Featured image The Independent reports that France will ban gasoline-powered vehicles by 2040. The Independent is foolish enough to think that this is good news: France plans to ban all petrol and diesel vehicles by 2040, the country’s new environment minister has announced. Nicolas Hulot made the announcement as he unveiled a series of measures as part of newly elected President Emmanuel Macron’s plan to make the country carbon neutral by 2050. »

Emmanuel Macron: The boy who cried “wolf”

Featured image Emmanuel Macron, the 39 year old president of France who has been in office for a few months, declared yesterday that “our world has never been so divided.” At the end of the G-20 summit, Macron intoned: “Centrifugal forces have never been so powerful; our common goods have never been so threatened.” I don’t know what Macron’s 64 year-old wife taught him when she was his high school teacher, but »

President Trump in Poland

Featured image President Trump’s visit to Poland — a great U.S. ally and a nation with strong personal links to ours — has become the latest pretext for Trump bashing by the U.S. media. The Washington Post (paper edition) tells us, darkly, that Trump “shares ideological affinities” with Poland’s right-wing ruling party. In particular, he shares its aversion to immigration by Muslims and its combative relationship with the press. The Post also »

The Outlook from “New Europe”
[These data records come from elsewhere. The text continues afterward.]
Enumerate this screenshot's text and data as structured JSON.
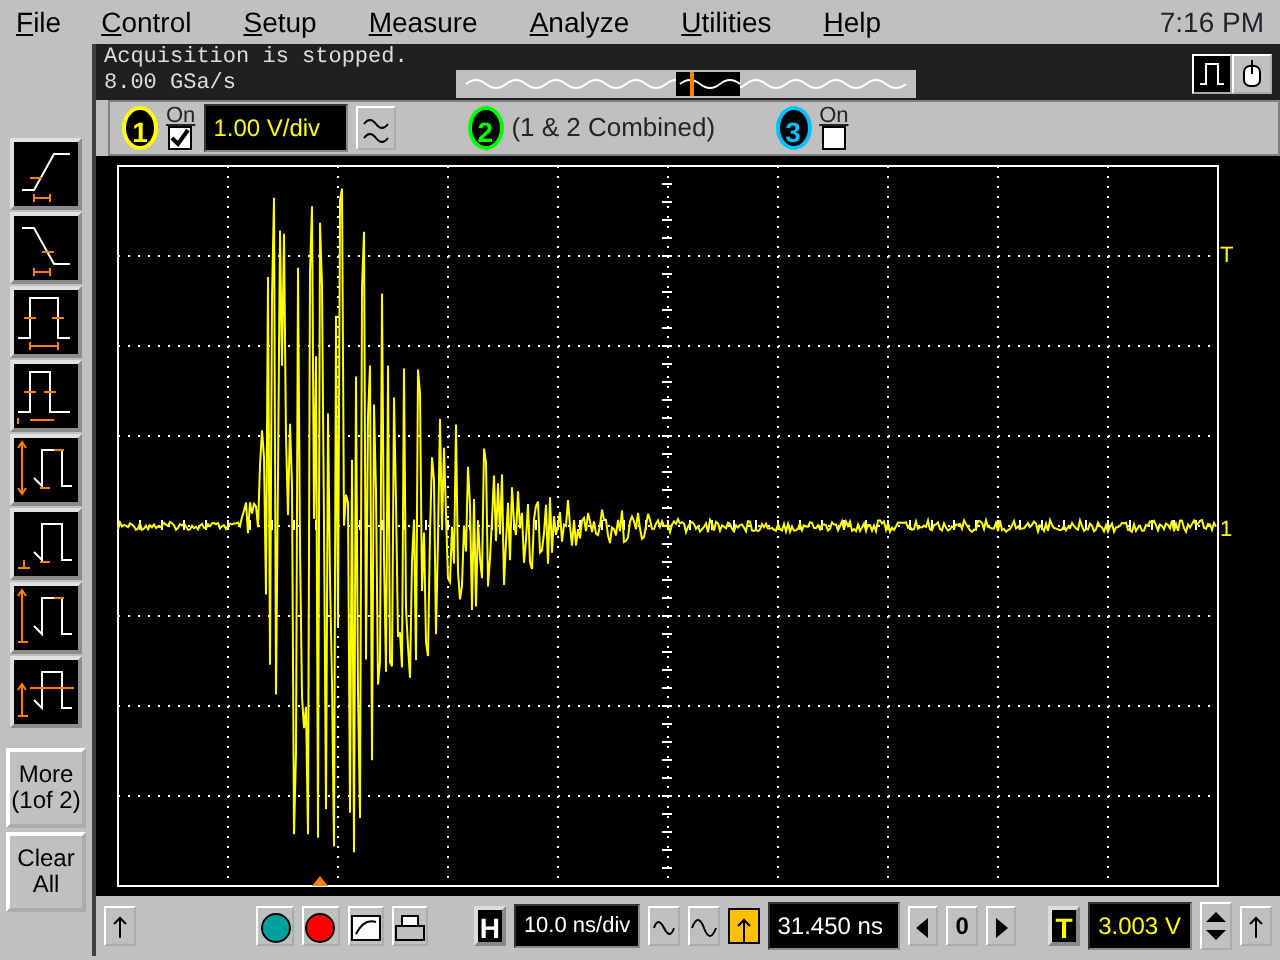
{
  "menu": [
    {
      "label": "File"
    },
    {
      "label": "Control"
    },
    {
      "label": "Setup"
    },
    {
      "label": "Measure"
    },
    {
      "label": "Analyze"
    },
    {
      "label": "Utilities"
    },
    {
      "label": "Help"
    }
  ],
  "clock": "7:16 PM",
  "status": {
    "message": "Acquisition is stopped.",
    "sample_rate": "8.00 GSa/s"
  },
  "channels": [
    {
      "kind": "scaled",
      "number": "1",
      "color": "#ffff00",
      "on_label": "On",
      "checked": true,
      "scale": "1.00 V/div"
    },
    {
      "kind": "combined",
      "number": "2",
      "color": "#00ff00",
      "label": "(1 & 2 Combined)"
    },
    {
      "kind": "toggle",
      "number": "3",
      "color": "#00c0ff",
      "on_label": "On",
      "checked": false
    }
  ],
  "tools": [
    {
      "kind": "rise"
    },
    {
      "kind": "fall"
    },
    {
      "kind": "width"
    },
    {
      "kind": "freq"
    },
    {
      "kind": "pp"
    },
    {
      "kind": "min"
    },
    {
      "kind": "max"
    },
    {
      "kind": "avg"
    }
  ],
  "side_buttons": [
    {
      "label": "More (1of 2)"
    },
    {
      "label": "Clear All"
    }
  ],
  "markers": {
    "trigger_label": "T",
    "channel_label": "1"
  },
  "bottom": {
    "horizontal_label": "H",
    "time_scale": "10.0 ns/div",
    "position": "31.450 ns",
    "center_label": "0",
    "trigger_label": "T",
    "trigger_level": "3.003 V"
  }
}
Featured image SOFIA, Bulgaria, June 30—What the heck, I may as well get my Rebecca West on and file an old-fashioned “foreign correspondent” story from the the Balkans, where I’m visiting for several days that have included a seminar for graduate students and young professionals at New Bulgarian University, and yesterday a “strategic briefing” for business and political leaders, about which more in a moment. One of my favorite ledes from Whittaker »
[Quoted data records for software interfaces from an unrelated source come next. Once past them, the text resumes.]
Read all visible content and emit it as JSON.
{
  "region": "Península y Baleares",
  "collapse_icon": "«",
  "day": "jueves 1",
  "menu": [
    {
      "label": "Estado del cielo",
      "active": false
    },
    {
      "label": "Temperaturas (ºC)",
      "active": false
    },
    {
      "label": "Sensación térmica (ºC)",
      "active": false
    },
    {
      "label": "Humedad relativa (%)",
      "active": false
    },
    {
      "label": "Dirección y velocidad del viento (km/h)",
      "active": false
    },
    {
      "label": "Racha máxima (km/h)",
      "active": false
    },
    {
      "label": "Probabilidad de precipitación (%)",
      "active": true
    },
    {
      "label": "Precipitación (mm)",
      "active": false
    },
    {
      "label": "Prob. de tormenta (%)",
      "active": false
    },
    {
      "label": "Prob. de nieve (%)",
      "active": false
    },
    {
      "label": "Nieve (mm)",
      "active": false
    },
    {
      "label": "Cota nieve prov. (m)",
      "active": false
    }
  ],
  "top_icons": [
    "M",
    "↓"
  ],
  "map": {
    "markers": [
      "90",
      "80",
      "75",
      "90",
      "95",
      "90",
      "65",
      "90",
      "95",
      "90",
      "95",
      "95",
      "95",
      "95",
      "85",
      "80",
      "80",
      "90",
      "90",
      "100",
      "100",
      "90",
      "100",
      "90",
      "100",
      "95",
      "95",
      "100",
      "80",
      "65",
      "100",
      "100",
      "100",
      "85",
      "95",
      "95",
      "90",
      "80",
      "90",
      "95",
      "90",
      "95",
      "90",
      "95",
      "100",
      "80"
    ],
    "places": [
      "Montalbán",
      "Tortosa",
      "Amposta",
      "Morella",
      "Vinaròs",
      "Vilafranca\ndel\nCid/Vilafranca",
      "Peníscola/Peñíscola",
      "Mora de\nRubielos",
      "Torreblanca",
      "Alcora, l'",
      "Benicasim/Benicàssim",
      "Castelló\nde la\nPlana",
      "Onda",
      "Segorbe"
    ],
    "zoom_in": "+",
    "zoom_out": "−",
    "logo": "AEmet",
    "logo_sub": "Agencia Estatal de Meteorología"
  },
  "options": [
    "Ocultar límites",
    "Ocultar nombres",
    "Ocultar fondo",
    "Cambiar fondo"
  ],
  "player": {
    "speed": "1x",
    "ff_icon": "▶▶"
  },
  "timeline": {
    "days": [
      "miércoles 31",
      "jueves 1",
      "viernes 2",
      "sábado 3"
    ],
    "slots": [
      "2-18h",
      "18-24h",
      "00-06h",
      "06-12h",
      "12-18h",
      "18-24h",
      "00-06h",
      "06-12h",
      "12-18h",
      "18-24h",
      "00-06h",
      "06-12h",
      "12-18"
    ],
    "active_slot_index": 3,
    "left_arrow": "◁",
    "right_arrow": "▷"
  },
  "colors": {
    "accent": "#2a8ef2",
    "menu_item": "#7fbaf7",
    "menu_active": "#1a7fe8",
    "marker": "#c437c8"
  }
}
Strange death of Europe

Featured image Douglas Murray (@DouglasKMurray on Twitter) is associate editor of Britain’s Spectator and a senior fellow at the Gatestone Institute. He is a prolific columnist. Gatestone has compiled his columns for the institute here. Murray’s new book is The Strange Death of Europe: Immigration, Identity, Islam. It is a book full of portents and warnings for us. Murray launched his book with a lecture at the Heritage Foundation last week posted »

Europeans respond to terrorist attacks with tougher gun control laws [UPDATED]

Featured image Some say the Europeans have been slow to make changes to combat the rise of Islamist terrorism. But it’s not true that the EU has been unresponsive. According to the Washington Post, after the 2015 terror attacks in Paris, France pushed the European Union to enact even tougher anti-gun policies than the stringent ones already in place. The European Commission initially proposed a complete ban on the sale of weapons »

Freakout in Paris

Featured image Here is another contender for most over-the-top reaction to President Trump’s decision to pull out of the Paris climate accord. Francois Hoisbourg, described as a French defense expert who advised President Macron during his campaign, said: We have just witnessed President Trump putting an end to European-American relations. Something must have been lost in translation — sanity. Insane though it may be, the Washington Post, in a story by Michael »

Europe On Edge Over Dortmund Bombing

Featured image Paul wrote last night about an apparent terrorist attack on a bus that was driving the Borussia Dortmund soccer team to a quarterfinal European Champions League soccer match against Monaco. Three pipe bombs were placed along the bus’s route, loaded with projectiles to kill and maim as many people as possible. The bombs went off, but miraculously no one was killed, and only one Dortmund player was injured. German authorities »